__YOUR GOAL__. When copying the entries below, leave out every picture and keep the rest exact.

__GIVEN RECORDS__.
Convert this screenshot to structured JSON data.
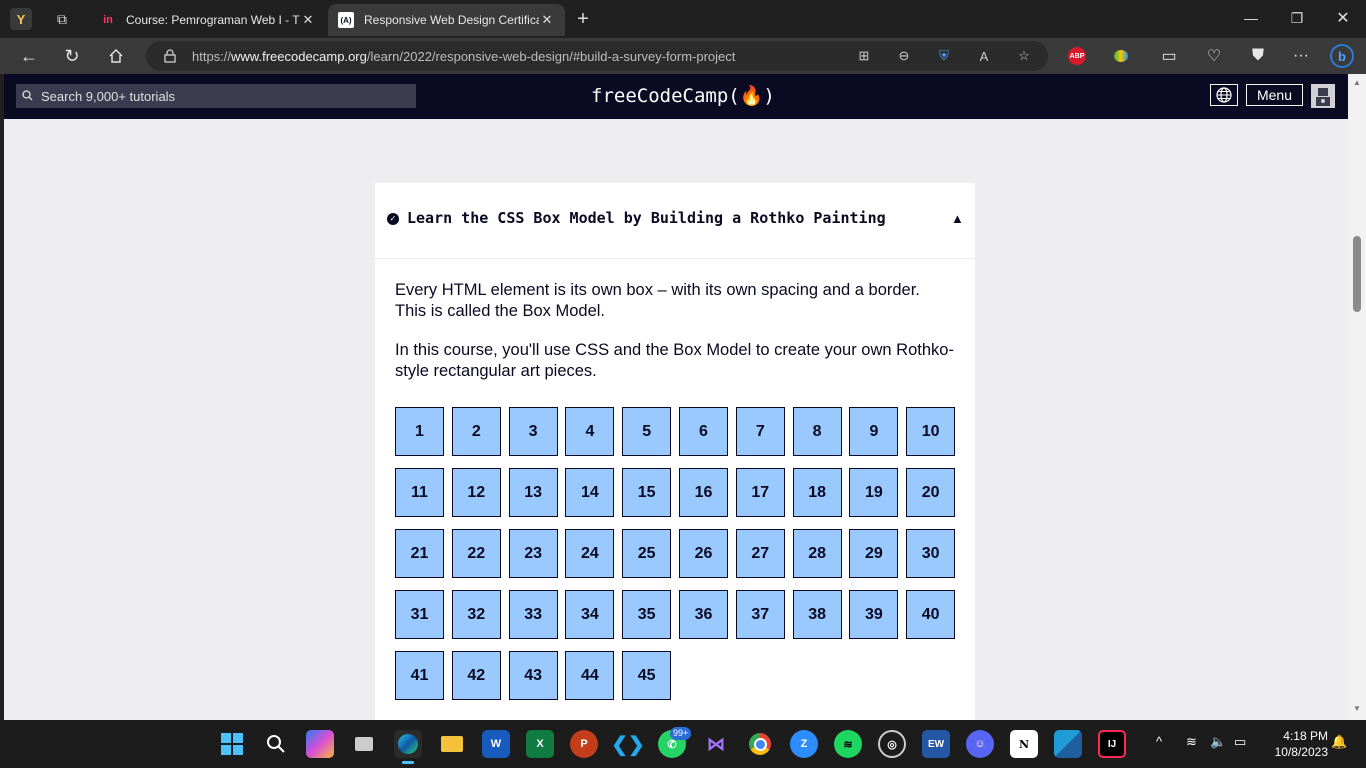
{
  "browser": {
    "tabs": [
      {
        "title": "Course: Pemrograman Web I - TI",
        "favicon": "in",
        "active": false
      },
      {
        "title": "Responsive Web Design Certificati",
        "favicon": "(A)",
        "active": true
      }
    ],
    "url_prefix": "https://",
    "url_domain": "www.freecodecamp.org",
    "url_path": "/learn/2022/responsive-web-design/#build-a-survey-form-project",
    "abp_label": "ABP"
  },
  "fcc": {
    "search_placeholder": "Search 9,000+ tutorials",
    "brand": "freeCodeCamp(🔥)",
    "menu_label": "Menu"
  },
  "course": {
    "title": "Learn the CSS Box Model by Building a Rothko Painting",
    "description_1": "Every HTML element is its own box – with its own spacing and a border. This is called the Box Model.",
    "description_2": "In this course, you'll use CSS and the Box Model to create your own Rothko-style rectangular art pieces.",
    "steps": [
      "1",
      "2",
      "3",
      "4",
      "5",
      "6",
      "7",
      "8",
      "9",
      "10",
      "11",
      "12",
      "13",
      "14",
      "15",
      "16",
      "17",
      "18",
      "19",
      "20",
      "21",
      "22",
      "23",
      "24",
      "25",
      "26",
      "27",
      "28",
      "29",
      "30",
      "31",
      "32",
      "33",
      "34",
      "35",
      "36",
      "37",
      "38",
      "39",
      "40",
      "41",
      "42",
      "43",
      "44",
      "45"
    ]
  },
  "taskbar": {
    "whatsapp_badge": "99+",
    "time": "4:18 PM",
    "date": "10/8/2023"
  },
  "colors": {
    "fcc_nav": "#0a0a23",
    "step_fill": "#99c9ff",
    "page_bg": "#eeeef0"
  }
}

__REPLY__.
Convert this screenshot to structured JSON data.
{
  "browser": {
    "tabs": [
      {
        "title": "Course: Pemrograman Web I - TI",
        "favicon": "in",
        "active": false
      },
      {
        "title": "Responsive Web Design Certificati",
        "favicon": "(A)",
        "active": true
      }
    ],
    "url_prefix": "https://",
    "url_domain": "www.freecodecamp.org",
    "url_path": "/learn/2022/responsive-web-design/#build-a-survey-form-project",
    "abp_label": "ABP"
  },
  "fcc": {
    "search_placeholder": "Search 9,000+ tutorials",
    "brand": "freeCodeCamp(🔥)",
    "menu_label": "Menu"
  },
  "course": {
    "title": "Learn the CSS Box Model by Building a Rothko Painting",
    "description_1": "Every HTML element is its own box – with its own spacing and a border. This is called the Box Model.",
    "description_2": "In this course, you'll use CSS and the Box Model to create your own Rothko-style rectangular art pieces.",
    "steps": [
      "1",
      "2",
      "3",
      "4",
      "5",
      "6",
      "7",
      "8",
      "9",
      "10",
      "11",
      "12",
      "13",
      "14",
      "15",
      "16",
      "17",
      "18",
      "19",
      "20",
      "21",
      "22",
      "23",
      "24",
      "25",
      "26",
      "27",
      "28",
      "29",
      "30",
      "31",
      "32",
      "33",
      "34",
      "35",
      "36",
      "37",
      "38",
      "39",
      "40",
      "41",
      "42",
      "43",
      "44",
      "45"
    ]
  },
  "taskbar": {
    "whatsapp_badge": "99+",
    "time": "4:18 PM",
    "date": "10/8/2023"
  },
  "colors": {
    "fcc_nav": "#0a0a23",
    "step_fill": "#99c9ff",
    "page_bg": "#eeeef0"
  }
}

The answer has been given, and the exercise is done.